"I've heard you've been struggling a lot lately," Wanda told me after the meeting. "Your girlfriend just said something to me about it."
"The only time I feel well or okay is after drinking a six pack of beer," I told her. "I feel like a hopeless drunk."
"Just don't drink today, okay?" She said. "One day at a time. Let's do this together. Read the stories in the Big Book about the hopeless drunks that got sober. They were so much worse off than you and they got sober for years until they died."
I agreed to not drink just for today and promised my friend that I would try and stay sober to be there for her. Wanda told me she had a slip up as well and got drunk and said terrible things to her daughter.
"I destroyed years of built up trust in just one night," she told me forlornly. "All for a bottle of Cuervo Gold. I don't think my daughter will ever forgive me. Tequila always did make me mean. It seems I have to constantly remind myself why I can't drink."
I gave her a big hug and told her to hang in there. I am so glad I don't have children as I would have put them through hell over the years with my drinking and crazy ways. God works in mysterious ways and I think he worked wonders when he made me a very asexual creature -- no rug rat's lives to destroy in the process. I was never much one to sleep around.
After the meeting, was my shot for my schizophrenia. I have been afraid of driving lately and Rosa drove us down to my father's pharmacy to pick up my injection and to go to the doctor's office. I got my digital camera ordered while I was down there with my father's American Express card and it will be here next week. I can't wait to take pictures again and videos. It was a $380 dollar camera so it should take awesome pictures. I had to borrow the money from my father to be able to afford it much to my chagrin.
Tonight is our usual Thursday night hotdog supper I host for my mother and Rosa. Rosa went by the grocery store a moment ago and got some delicious looking Hebrew National 1/4 pound hot dog wieners. Even after a big breakfast, my stomach is already grumbling and it is going to be a long wait until tonight.
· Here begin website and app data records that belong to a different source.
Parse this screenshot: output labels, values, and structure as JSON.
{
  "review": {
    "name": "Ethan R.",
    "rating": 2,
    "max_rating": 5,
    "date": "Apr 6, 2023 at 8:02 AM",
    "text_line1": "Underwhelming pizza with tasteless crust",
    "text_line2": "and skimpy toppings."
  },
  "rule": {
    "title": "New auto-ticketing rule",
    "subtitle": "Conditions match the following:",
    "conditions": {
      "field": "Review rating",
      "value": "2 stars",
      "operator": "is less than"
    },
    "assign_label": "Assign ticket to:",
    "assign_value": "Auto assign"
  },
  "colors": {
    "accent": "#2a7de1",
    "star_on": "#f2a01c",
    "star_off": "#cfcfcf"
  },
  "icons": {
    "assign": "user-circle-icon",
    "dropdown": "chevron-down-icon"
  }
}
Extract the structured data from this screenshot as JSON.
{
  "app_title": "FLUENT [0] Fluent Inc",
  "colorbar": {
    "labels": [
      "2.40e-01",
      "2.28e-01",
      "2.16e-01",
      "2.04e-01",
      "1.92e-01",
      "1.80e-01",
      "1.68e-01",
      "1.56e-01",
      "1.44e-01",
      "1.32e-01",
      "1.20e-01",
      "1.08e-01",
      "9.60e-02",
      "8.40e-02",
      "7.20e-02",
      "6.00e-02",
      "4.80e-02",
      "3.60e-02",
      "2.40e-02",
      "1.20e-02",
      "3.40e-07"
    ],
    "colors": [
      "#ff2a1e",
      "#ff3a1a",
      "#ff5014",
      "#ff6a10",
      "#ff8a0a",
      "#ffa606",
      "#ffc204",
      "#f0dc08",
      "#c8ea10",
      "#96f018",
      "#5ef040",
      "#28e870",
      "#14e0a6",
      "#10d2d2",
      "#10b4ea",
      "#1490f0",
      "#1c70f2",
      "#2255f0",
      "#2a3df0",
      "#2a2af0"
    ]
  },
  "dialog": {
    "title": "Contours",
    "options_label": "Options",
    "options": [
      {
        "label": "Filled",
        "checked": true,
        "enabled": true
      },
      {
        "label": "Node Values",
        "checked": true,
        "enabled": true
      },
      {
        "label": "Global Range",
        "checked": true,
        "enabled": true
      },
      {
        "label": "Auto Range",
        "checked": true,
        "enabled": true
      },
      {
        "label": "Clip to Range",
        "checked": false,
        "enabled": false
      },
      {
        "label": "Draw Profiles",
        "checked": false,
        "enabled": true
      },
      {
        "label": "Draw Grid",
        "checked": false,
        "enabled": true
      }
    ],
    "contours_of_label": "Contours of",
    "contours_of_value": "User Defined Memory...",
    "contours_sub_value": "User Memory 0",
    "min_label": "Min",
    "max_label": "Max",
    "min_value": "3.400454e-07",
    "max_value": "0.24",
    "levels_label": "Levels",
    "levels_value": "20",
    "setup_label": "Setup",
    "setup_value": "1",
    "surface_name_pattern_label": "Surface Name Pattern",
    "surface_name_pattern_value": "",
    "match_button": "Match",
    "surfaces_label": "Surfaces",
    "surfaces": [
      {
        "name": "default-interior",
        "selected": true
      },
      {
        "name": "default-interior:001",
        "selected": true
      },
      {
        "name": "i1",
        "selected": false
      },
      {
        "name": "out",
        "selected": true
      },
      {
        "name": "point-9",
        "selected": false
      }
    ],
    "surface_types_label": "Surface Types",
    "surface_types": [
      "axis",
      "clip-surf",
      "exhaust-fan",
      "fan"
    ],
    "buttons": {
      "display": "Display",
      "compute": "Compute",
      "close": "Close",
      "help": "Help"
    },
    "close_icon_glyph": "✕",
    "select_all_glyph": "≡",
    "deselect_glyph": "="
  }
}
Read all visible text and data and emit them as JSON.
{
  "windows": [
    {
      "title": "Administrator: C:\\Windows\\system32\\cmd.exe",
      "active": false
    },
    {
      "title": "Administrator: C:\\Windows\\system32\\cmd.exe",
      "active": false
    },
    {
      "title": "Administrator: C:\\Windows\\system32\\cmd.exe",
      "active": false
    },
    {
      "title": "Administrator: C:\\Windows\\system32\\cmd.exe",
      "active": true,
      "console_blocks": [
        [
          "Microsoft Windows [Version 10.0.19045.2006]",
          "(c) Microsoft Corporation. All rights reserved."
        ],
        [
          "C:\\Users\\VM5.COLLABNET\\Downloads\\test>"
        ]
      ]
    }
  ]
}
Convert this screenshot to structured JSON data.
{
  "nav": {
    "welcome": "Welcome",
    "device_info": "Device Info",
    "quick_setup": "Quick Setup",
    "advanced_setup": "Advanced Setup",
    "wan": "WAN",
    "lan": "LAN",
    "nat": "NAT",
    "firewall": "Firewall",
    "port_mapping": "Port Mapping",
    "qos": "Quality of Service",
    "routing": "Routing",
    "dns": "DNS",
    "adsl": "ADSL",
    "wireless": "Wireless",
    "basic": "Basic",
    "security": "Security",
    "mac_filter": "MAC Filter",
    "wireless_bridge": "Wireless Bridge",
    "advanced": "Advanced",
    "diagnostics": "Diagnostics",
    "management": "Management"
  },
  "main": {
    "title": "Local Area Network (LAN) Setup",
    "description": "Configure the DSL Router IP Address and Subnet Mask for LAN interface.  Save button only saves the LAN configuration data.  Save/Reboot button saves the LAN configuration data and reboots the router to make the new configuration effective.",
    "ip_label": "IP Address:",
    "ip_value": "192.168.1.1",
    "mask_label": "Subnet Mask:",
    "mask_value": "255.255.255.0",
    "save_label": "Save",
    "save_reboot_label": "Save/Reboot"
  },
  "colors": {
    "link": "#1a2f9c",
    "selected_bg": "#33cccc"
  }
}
One of my favorite foods is a dog with mustard on a toasted bun piled high with kraut.
Felt so frustrated by the whole drinking, alcoholic thing and told Rosa about it after she had arrived back home.
"Why can't I just have two or three beers like a normal person?" I decreed. "I just want to be normal and average."
"You're not a normal person," Rosa said, plainly. "You're an alcoholic."
I get so tired of labels. Alcoholic. Mentally ill. Bulimic. Schizophrenic. Food addict. Bi-polar. The list could go on and on. I wanted to lash out and it is a shame you tend to lash out at those you most love when this happens.
"You can't drink for the same reason I can't smoke rock," Rosa finally told me after my little temper tantrum. "We get carried away. We can't stop once we get started."
I sat sulking on the couch as Rosa held me, frustrated. It doesn't help that I have a $269 dollar check coming in the next few days that I consider frivolous "play money" -- the money from last month's Google Adsense revenue. All my bills are paid. The car has a full tank of gas. I have plenty of food in my pantry and fridge. Two cartons of cigarettes. And I could just get rip roaring drunk for a few weeks with the only repercussions being the damage to the relationships I have by neglect. I sometimes wish I worked, as I would think that would help moderate these urges. I tend to have far too much freedom and free time. I would be too tired after working all day to even think of drinking and would just watch t.v. and go to bed.
The deep inner struggle is the hardest part -- that "stinkin' thinkin'" as they say in A.A. I put up this big charade that everything is okay for my family and Rosa when I am two steps from just saying, "to hell with it all," and walking away in a drunken stupor. Somehow, amazingly, I manage to keep it together everyday. For my loved ones. For Rosa. For Maggie. I've been pretending all my life really, since I was that young teenager hiding in that crawlspace in my bedroom drinking a bottle of wine as I smoked cigarettes. I've been hiding and struggling ever since -- putting on a brave face for a world the completely exhausts and exasperates me. For a daily mental grind I sometimes wonder if I can keep up.